Hyundai, Kia forfeits 4.75 million GHG emission credits

The South Korean automakers sold more than 1 million vehicles, which are estimated to emit approximately 5 million metric tons of greenhouse gases (GHGs), more than what they are certified for by the EPA.

In addition to the financial penalty, Hyundai Motor Co (KRX:005380 ) and Kia Motors Corporation (KRX:000270) will forfeit 4.75 million GHG emission credits, which can’t be used to comply with the law or sold to other automakers.

According to EPA, the 4.74 million forfeited metric tons of GHGs is equivalent to the emissions that will come from powering more than 433,000 homes for one year.

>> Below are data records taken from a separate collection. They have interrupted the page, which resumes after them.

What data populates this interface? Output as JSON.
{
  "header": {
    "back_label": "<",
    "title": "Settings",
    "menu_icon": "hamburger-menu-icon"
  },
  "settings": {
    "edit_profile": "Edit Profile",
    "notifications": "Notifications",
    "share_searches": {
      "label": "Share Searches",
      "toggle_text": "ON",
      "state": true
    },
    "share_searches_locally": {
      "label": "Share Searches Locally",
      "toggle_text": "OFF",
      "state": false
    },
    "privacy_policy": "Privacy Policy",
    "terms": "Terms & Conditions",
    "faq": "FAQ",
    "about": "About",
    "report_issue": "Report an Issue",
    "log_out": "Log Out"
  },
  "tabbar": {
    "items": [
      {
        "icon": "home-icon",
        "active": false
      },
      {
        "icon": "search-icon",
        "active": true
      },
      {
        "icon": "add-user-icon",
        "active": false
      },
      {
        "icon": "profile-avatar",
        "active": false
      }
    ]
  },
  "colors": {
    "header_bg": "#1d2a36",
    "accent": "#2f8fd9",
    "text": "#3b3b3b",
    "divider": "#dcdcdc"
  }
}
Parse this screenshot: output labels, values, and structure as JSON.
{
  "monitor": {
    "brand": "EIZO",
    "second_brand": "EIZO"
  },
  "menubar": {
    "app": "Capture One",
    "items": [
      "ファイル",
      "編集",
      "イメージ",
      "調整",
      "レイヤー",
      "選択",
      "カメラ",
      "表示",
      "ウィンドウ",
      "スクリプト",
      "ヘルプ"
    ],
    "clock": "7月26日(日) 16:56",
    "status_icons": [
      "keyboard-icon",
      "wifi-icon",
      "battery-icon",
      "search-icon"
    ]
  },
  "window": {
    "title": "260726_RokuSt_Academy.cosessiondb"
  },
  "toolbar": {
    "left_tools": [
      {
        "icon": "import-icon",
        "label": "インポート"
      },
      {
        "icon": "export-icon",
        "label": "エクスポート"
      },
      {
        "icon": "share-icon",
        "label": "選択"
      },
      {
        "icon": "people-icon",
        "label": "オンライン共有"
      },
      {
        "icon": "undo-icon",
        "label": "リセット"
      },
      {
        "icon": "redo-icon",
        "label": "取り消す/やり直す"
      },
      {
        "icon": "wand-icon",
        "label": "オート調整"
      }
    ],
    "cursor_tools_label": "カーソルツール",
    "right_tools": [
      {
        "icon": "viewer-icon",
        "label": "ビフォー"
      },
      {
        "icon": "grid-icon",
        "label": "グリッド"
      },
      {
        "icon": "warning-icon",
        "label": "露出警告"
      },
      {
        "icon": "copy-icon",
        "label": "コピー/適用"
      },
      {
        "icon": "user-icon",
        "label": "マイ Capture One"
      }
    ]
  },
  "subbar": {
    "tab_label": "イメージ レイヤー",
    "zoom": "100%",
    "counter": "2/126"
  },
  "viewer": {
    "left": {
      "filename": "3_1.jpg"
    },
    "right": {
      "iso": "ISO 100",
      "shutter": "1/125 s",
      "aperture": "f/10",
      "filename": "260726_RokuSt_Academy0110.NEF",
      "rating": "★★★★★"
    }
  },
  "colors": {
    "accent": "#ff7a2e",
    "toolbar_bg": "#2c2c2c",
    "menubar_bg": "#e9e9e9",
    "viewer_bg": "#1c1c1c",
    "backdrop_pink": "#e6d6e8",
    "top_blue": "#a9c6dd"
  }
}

Furthermore, Hyundai Motor Co (KRX:005380 ) and Kia Motors Corporation (KRX:000270) will also spend millions of dollars to implements several steps such as improving vehicle testing protocols to prevent future violations of the Clean Air Act.

“Today’s action shows that the system works. Our audit process caught these violations, and we’re following through by holding companies that violated rules accountable. We developed standards for GHG emissions from light duty cars and trucks that took effect with model year 2012, according to EPA.

EPA Administrator Gina McCarthy previously stated, “Our environmental protection enterprise, and our system of commerce, only works if you can trust the fuel economy sticker on your car, so to speak. I take this charge seriously…”